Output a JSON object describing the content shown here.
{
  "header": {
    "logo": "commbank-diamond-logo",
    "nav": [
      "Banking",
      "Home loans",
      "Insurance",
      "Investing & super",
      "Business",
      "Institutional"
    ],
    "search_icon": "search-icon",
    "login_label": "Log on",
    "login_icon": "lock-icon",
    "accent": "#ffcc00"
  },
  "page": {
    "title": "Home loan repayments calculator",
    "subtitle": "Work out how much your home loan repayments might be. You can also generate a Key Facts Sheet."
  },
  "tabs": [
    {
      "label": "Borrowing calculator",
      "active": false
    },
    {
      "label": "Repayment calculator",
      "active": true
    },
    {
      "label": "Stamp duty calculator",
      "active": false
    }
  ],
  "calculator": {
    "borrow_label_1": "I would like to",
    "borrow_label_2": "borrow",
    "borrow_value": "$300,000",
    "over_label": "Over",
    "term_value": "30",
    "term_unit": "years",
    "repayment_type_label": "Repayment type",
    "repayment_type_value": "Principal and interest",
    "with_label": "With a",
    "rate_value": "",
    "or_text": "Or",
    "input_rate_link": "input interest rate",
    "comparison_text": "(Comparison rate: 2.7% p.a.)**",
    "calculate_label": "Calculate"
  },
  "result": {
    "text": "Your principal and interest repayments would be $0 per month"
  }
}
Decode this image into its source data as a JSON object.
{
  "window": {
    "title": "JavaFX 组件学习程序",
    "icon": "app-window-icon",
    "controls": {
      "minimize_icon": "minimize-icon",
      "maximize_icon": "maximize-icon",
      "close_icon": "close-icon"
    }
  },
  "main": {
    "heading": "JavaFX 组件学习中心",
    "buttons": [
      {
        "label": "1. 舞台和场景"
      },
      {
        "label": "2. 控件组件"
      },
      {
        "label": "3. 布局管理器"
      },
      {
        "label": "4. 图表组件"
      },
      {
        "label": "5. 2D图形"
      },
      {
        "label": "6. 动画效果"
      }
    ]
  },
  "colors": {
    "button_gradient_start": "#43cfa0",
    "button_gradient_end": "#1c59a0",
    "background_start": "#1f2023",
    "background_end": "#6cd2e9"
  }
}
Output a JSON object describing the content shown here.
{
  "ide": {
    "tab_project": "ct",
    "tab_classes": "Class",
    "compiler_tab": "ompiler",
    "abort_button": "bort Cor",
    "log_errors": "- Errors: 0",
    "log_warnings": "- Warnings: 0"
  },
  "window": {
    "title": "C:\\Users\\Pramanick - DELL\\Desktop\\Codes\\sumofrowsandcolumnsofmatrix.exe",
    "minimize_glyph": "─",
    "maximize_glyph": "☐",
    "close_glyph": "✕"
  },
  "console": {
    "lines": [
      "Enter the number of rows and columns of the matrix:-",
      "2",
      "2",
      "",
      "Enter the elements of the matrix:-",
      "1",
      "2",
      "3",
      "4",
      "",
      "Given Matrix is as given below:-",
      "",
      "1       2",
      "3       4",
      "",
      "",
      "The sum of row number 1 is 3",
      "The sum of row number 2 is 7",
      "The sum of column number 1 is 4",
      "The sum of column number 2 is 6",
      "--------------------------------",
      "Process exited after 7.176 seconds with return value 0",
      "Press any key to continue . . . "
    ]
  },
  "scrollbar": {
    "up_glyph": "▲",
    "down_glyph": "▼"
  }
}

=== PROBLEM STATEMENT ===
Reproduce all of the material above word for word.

=== RESULT ===
Output a JSON object describing the content shown here.
{
  "header": {
    "logo": "commbank-diamond-logo",
    "nav": [
      "Banking",
      "Home loans",
      "Insurance",
      "Investing & super",
      "Business",
      "Institutional"
    ],
    "search_icon": "search-icon",
    "login_label": "Log on",
    "login_icon": "lock-icon",
    "accent": "#ffcc00"
  },
  "page": {
    "title": "Home loan repayments calculator",
    "subtitle": "Work out how much your home loan repayments might be. You can also generate a Key Facts Sheet."
  },
  "tabs": [
    {
      "label": "Borrowing calculator",
      "active": false
    },
    {
      "label": "Repayment calculator",
      "active": true
    },
    {
      "label": "Stamp duty calculator",
      "active": false
    }
  ],
  "calculator": {
    "borrow_label_1": "I would like to",
    "borrow_label_2": "borrow",
    "borrow_value": "$300,000",
    "over_label": "Over",
    "term_value": "30",
    "term_unit": "years",
    "repayment_type_label": "Repayment type",
    "repayment_type_value": "Principal and interest",
    "with_label": "With a",
    "rate_value": "",
    "or_text": "Or",
    "input_rate_link": "input interest rate",
    "comparison_text": "(Comparison rate: 2.7% p.a.)**",
    "calculate_label": "Calculate"
  },
  "result": {
    "text": "Your principal and interest repayments would be $0 per month"
  }
}
Decode this image into its source data as a JSON object.
{
  "window": {
    "title": "JavaFX 组件学习程序",
    "icon": "app-window-icon",
    "controls": {
      "minimize_icon": "minimize-icon",
      "maximize_icon": "maximize-icon",
      "close_icon": "close-icon"
    }
  },
  "main": {
    "heading": "JavaFX 组件学习中心",
    "buttons": [
      {
        "label": "1. 舞台和场景"
      },
      {
        "label": "2. 控件组件"
      },
      {
        "label": "3. 布局管理器"
      },
      {
        "label": "4. 图表组件"
      },
      {
        "label": "5. 2D图形"
      },
      {
        "label": "6. 动画效果"
      }
    ]
  },
  "colors": {
    "button_gradient_start": "#43cfa0",
    "button_gradient_end": "#1c59a0",
    "background_start": "#1f2023",
    "background_end": "#6cd2e9"
  }
}
Output a JSON object describing the content shown here.
{
  "ide": {
    "tab_project": "ct",
    "tab_classes": "Class",
    "compiler_tab": "ompiler",
    "abort_button": "bort Cor",
    "log_errors": "- Errors: 0",
    "log_warnings": "- Warnings: 0"
  },
  "window": {
    "title": "C:\\Users\\Pramanick - DELL\\Desktop\\Codes\\sumofrowsandcolumnsofmatrix.exe",
    "minimize_glyph": "─",
    "maximize_glyph": "☐",
    "close_glyph": "✕"
  },
  "console": {
    "lines": [
      "Enter the number of rows and columns of the matrix:-",
      "2",
      "2",
      "",
      "Enter the elements of the matrix:-",
      "1",
      "2",
      "3",
      "4",
      "",
      "Given Matrix is as given below:-",
      "",
      "1       2",
      "3       4",
      "",
      "",
      "The sum of row number 1 is 3",
      "The sum of row number 2 is 7",
      "The sum of column number 1 is 4",
      "The sum of column number 2 is 6",
      "--------------------------------",
      "Process exited after 7.176 seconds with return value 0",
      "Press any key to continue . . . "
    ]
  },
  "scrollbar": {
    "up_glyph": "▲",
    "down_glyph": "▼"
  }
}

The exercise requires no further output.